It is normal for me to go through a whole day interacting with no adult other than my husband. On those days when I do personally interact with another adult, it is often only in passing. The non-home events in my week are church, church stuff, and a frantic shopping trip. It's gotten to the point that a conversation with an adult can make me feel genuinely anxious, like I'm going to forget my lines. I almost never interact with men.
This is a not inconsiderable source of not un-tense relations between not-at-home moms and not-un-at-home moms. Those not-at-home moms are the faces and bodies our husbands see all day. They laugh at our husbands' jokes, congratulate him on his successes, know why he's in the foul mood he never explains to us. They're more familiar with his daily life than we are because he's too much of a man to bring his problems home. And that's without even considering how their existence negates the validity of ours.
Small church pastors' wives don't have this too bad. Most of the women with whom my husband interacts most regularly and personally are honorably crowned in white. But I think almost every woman is at least somewhat afraid of Jolene. I won't spell out potentials, because no matter how unlikely your situation, you've probably got at least one like this, or this, or [shudder] that. If we were at a ministry hive swarming with chirpy DCEs and Worship Conceptualizresses and Ministrices of Hot Chick Ministry, I'd be dark about his invisible days spent in human commerce while I sat home getting saggy and puked on, making suppers no one likes as the un-held baby yowls, and having no earnings or tales of my genius with which to charm him. Their familiarity breeds her contempt.

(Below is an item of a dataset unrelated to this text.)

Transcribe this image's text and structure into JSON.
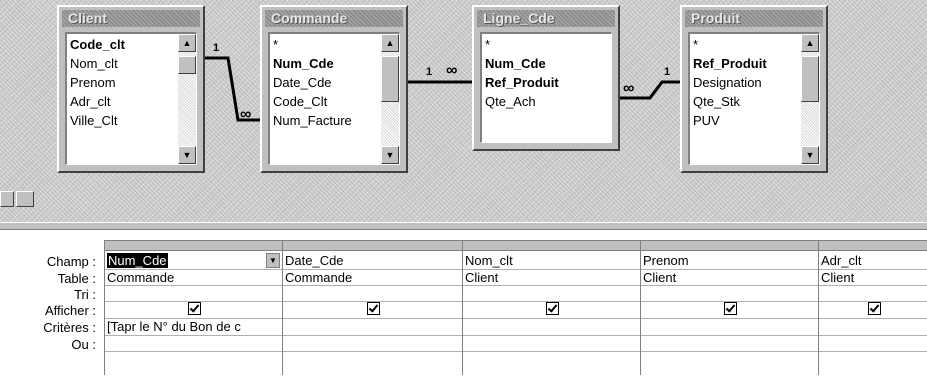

Waving one's husband off every morning as he goes out into a world packed with Other Women is uncool. There's an appeal to joining that world yourself just for the appearance of leverage: How's about if we're neither of us too friendly, see? This is not to say that I don't trust him (if I didn't, I obviously wouldn't be writing this). It's just an objection to current social norms, which I do my best not to practice even though I'm stuck breathing the corrosive fallout.
One of the hardest person-types for me to be civil to or about is a known Jolene.